= Problem to work on =
The word to find is "DateAdded". State how many lines below contain it, giving only the number.

- - - - -

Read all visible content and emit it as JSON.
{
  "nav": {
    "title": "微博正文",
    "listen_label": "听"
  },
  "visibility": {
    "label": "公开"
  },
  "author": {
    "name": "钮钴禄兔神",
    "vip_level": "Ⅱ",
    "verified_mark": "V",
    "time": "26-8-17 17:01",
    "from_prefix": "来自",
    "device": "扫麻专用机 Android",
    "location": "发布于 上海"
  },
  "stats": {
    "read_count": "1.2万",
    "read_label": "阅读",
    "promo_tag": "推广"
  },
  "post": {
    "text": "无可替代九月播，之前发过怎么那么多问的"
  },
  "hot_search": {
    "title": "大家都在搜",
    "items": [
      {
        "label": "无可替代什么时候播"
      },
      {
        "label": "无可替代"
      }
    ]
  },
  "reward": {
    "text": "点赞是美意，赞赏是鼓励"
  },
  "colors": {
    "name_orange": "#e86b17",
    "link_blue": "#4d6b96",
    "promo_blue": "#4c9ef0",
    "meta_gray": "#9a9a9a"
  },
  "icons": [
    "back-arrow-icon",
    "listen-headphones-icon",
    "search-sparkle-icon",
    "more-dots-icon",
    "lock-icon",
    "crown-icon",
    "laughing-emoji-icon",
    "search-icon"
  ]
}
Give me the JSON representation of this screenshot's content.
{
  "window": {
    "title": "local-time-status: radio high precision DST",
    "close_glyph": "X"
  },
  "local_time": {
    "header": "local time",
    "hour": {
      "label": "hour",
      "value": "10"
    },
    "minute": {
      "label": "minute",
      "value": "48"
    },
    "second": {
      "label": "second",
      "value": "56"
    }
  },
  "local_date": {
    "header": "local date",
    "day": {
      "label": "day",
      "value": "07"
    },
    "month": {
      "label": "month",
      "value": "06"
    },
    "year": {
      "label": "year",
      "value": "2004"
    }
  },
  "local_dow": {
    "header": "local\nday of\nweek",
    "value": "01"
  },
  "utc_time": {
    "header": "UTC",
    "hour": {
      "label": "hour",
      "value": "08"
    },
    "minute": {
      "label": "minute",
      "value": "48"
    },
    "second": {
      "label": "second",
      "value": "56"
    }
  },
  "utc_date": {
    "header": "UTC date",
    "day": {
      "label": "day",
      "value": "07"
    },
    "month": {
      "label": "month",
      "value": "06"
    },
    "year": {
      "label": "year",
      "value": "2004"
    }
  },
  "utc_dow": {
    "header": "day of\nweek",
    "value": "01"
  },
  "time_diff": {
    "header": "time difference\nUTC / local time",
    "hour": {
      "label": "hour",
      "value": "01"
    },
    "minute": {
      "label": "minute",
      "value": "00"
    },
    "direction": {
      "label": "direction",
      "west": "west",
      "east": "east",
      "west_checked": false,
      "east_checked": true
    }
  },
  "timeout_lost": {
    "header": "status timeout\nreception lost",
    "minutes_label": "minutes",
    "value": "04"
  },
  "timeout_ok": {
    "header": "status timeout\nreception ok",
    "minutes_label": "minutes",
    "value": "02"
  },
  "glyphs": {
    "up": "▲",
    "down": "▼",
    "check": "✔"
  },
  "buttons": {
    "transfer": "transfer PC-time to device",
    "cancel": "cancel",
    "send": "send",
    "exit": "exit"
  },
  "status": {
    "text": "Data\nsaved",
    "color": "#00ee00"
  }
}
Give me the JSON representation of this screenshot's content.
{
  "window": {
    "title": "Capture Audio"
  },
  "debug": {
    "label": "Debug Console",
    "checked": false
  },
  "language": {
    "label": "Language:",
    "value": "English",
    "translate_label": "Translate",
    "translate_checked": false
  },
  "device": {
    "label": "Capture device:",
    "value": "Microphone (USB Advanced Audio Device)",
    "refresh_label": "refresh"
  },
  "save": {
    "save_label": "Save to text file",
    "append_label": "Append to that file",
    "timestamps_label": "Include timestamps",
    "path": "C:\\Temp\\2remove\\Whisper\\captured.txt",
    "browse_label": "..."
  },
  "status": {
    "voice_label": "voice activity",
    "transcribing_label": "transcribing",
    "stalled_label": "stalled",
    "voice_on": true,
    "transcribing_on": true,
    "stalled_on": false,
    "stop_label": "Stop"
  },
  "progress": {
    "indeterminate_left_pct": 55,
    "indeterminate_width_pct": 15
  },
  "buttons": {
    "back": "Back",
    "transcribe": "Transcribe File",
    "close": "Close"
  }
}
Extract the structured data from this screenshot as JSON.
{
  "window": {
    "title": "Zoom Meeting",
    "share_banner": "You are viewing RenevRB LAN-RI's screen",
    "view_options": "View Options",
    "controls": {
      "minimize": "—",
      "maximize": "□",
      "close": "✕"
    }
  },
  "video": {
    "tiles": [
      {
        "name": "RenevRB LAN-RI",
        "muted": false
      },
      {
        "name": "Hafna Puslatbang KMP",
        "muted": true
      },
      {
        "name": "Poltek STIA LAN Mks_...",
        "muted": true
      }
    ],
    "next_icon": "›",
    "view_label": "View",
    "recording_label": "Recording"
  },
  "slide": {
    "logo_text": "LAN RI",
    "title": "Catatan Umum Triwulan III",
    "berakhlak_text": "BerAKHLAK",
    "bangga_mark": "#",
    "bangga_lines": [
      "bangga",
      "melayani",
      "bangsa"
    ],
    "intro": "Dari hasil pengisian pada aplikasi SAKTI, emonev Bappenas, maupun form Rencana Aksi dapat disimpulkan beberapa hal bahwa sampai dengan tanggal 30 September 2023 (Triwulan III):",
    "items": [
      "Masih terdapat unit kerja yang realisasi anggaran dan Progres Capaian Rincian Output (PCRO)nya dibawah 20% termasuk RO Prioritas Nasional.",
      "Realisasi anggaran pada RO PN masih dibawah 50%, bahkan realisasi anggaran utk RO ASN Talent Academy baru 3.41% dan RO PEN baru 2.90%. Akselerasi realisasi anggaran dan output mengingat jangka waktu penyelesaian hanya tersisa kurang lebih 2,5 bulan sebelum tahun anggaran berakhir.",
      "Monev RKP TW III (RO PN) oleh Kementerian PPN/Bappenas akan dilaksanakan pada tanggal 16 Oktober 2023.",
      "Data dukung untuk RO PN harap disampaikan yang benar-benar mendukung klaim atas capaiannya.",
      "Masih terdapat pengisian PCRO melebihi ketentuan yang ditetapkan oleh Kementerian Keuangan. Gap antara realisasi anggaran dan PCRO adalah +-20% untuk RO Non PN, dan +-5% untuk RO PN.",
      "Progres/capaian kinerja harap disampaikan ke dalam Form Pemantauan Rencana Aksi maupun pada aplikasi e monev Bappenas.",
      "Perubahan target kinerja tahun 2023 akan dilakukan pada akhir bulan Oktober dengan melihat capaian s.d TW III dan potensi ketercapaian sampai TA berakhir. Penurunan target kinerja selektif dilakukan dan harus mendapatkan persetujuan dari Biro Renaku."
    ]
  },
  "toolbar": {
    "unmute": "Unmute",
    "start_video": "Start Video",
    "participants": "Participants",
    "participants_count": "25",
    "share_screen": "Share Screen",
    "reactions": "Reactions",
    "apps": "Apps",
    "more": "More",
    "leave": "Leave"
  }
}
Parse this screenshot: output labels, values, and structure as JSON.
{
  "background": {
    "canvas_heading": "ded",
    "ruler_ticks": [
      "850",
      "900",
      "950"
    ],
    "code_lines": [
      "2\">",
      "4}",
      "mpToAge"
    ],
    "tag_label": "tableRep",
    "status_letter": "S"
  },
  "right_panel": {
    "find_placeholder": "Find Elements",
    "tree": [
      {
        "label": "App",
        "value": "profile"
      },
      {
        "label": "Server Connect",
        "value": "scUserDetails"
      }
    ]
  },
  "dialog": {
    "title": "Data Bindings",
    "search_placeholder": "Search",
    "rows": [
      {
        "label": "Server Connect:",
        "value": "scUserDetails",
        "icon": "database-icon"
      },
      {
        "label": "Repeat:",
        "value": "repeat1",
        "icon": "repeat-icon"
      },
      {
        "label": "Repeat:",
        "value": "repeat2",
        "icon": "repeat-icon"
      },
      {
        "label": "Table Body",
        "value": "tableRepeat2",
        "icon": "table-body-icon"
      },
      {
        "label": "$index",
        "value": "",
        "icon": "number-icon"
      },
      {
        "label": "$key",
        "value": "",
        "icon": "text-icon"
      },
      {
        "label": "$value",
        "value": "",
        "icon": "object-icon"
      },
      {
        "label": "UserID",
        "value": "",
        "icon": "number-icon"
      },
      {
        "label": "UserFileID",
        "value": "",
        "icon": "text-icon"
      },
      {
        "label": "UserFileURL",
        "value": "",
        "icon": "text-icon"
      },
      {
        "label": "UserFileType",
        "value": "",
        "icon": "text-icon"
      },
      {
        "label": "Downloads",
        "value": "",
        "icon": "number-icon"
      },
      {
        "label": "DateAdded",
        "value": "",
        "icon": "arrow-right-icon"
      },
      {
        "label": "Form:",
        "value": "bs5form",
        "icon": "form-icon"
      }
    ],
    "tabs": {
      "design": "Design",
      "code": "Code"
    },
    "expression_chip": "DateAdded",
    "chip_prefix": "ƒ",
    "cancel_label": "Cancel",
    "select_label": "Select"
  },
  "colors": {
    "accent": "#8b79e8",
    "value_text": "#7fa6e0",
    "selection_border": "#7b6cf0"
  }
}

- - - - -

= Solution for this problem =
2